There are specific days in the year that are adopted by the LGBTQIA+ community for Queer (minority) celebrations. Let’s investigate.
Most famously, there is Gay Pride Day, which is rooted in the Stonewall Inn Uprising when Trans and Gay patrons of the Stone Wall Inn decided to not be intimidated any longer by police brutality and literally fought back.
Yet, the date is not kept precisely, celebrations are spread out all over the month of June which is dubbed Pride month. Many new to the issue ask what there is to be proud about when one’s fate invites others to hate and oppress you, and should there be Straight Pride Marches too?
The best answers I know are that the Pride comes to confront shame. Not so many Straights are conditioned to feel ashamed about their sexual orientation. Generally, heterosexuality is encouraged all-year-round.
Surprisingly, Pride Marches are rather celebratory and, at least from the side of the revelers, there is little violence in the commemoration of the original revolt. Many participants, Gays and Allies, report relief of finally feeling that these minority groups matter and are significant. And that the whole identity is something to cherish and relish, not to dread or mourn.
Many Queers have adopted the repeat Passover Night from the Torah as yet another day to say: we were overlooked but we actually want a part of the pie too. It was instituted for those who missed this crucial celebration the first time around through no fault of their own. It says: But we are not minimalistic in saying: we couldn’t so, it’s OK. It is OK but we rather have a second chance. LGBT-groups have converted this to a focus on inclusion for marginalized members in the Jewish community. More than just festive, here an accent is put on learning and teaching, and community.
The Day of Love
Coming up, the world over, Valentine’s Day (and in Israel and other Jewish communities, Tu be’Av) is celebrated specially by Queer communities because of the stress on the aspect of love, relationship, and family.
Gays often recognize themselves in the relationship between David and Jonathan, though little is written about sex between them (besides a few puns and hints). But what makes them identify with these two Biblical characters is the obvious love between them. This shows that the essence of a Queer relationship is not sex but rather deep unselfish love.
Israel also has Family Day (today!), a replacement of Mother’s Day.
Purim with its dressing up and sporadic cross-dressing also has some special appeal to Queer Jews who’re by definition revolted by normalcy.
Purim and the month of Adar in which it falls are known for their happiness. The Talmud records: “Who enters Adar expands happiness.” That can mean: be happier, spread more happiness, and (maybe): from the beginning of Adar, we can spread out happiness over the whole year.
Happy and Gay are closely related.

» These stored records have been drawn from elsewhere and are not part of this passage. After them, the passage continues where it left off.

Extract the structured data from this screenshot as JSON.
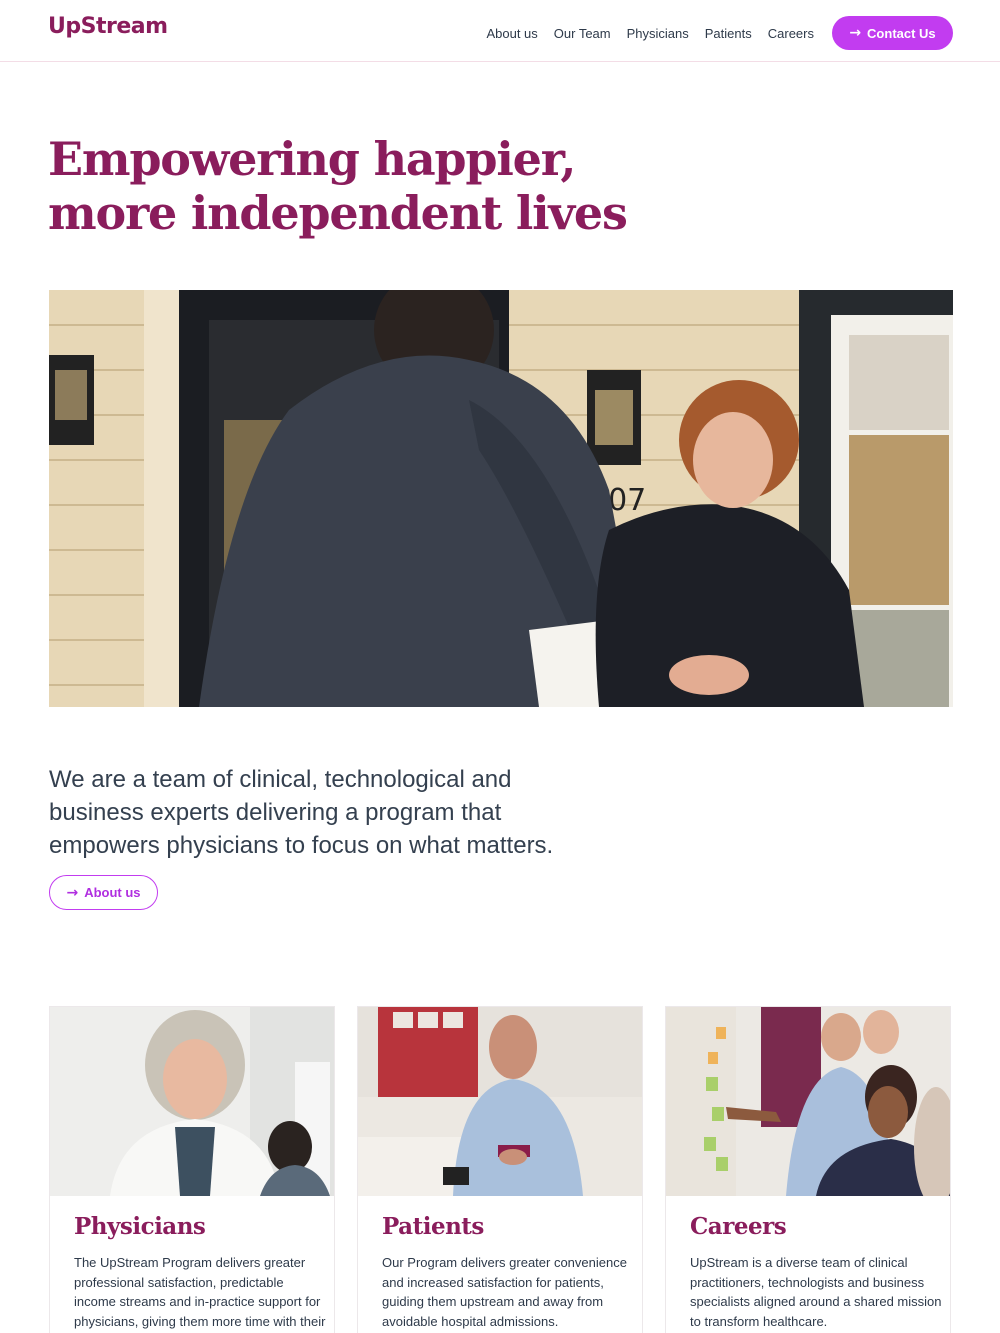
{
  "header": {
    "logo": "UpStream",
    "nav": [
      "About us",
      "Our Team",
      "Physicians",
      "Patients",
      "Careers"
    ],
    "contact_label": "Contact Us"
  },
  "hero": {
    "title_line1": "Empowering happier,",
    "title_line2": "more independent lives",
    "house_number": "107"
  },
  "intro": {
    "text": "We are a team of clinical, technological and business experts delivering a program that empowers physicians to focus on what matters.",
    "button_label": "About us"
  },
  "cards": [
    {
      "title": "Physicians",
      "text": "The UpStream Program delivers greater professional satisfaction, predictable income streams and in-practice support for physicians, giving them more time with their"
    },
    {
      "title": "Patients",
      "text": "Our Program delivers greater convenience and increased satisfaction for patients, guiding them upstream and away from avoidable hospital admissions."
    },
    {
      "title": "Careers",
      "text": "UpStream is a diverse team of clinical practitioners, technologists and business specialists aligned around a shared mission to transform healthcare."
    }
  ],
  "colors": {
    "brand": "#8a1d5c",
    "accent": "#c23cf0",
    "text": "#2e3a4a"
  },
  "icons": {
    "arrow": "arrow-right-icon"
  }
}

Gay was adopted to offset shame and depression put on Queers. However, many Cis-gender Straights live very unhappy lives. Also that has nothing to do with their gender or sexual identities. Rather, it’s hard to have to pass as ‘normal’ and be happy.
(We see that in every oppression. On average, wealthier people are not happier than poorer people (who can’t afford to be down). There are no really happy hard-core racists or antisemites or sexists. Being pushed into an oppressive role by society leaves the executioners privileged but deeply unhappy unless they develop being excellent Allies to the oppressed.)

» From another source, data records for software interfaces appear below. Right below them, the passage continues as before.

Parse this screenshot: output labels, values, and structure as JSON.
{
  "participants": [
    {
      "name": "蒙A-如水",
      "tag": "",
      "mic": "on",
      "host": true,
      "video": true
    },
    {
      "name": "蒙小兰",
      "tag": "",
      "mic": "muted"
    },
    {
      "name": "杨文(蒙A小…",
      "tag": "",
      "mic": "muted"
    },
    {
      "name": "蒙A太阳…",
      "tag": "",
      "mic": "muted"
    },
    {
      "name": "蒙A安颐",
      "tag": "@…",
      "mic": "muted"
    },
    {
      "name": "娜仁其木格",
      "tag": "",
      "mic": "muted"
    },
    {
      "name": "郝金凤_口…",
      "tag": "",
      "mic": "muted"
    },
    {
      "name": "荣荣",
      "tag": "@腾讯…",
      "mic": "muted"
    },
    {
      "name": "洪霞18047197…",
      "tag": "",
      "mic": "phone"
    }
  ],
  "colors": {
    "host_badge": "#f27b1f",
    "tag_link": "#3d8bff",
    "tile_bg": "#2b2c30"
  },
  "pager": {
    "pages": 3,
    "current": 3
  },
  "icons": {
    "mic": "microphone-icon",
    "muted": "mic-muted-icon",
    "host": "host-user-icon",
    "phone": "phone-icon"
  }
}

Purim is, besides a very deep Holiday, a fun, happy, and Gay day.
Jewish Gays also tend to see the Jewish Sabbath as their day because it celebrates what is (in contrast to what c/should be), and it recognizes the centrality of the home, family relationships, and friendships, and having guests, and the legitimacy and importance of a good love life.
Almost every day, we should be ambitious to help create a better world for all. Yet, we should not be emotionally far-sighted continuously. One day a week, we’ll acknowledge and rejoice in the goodness received already. It’s indispensable against burnout. Activists, never leave home without it.
Many said already that also Gentiles may need something like the Shabbat: a weekly moment to prioritize and soak up our home and relationships.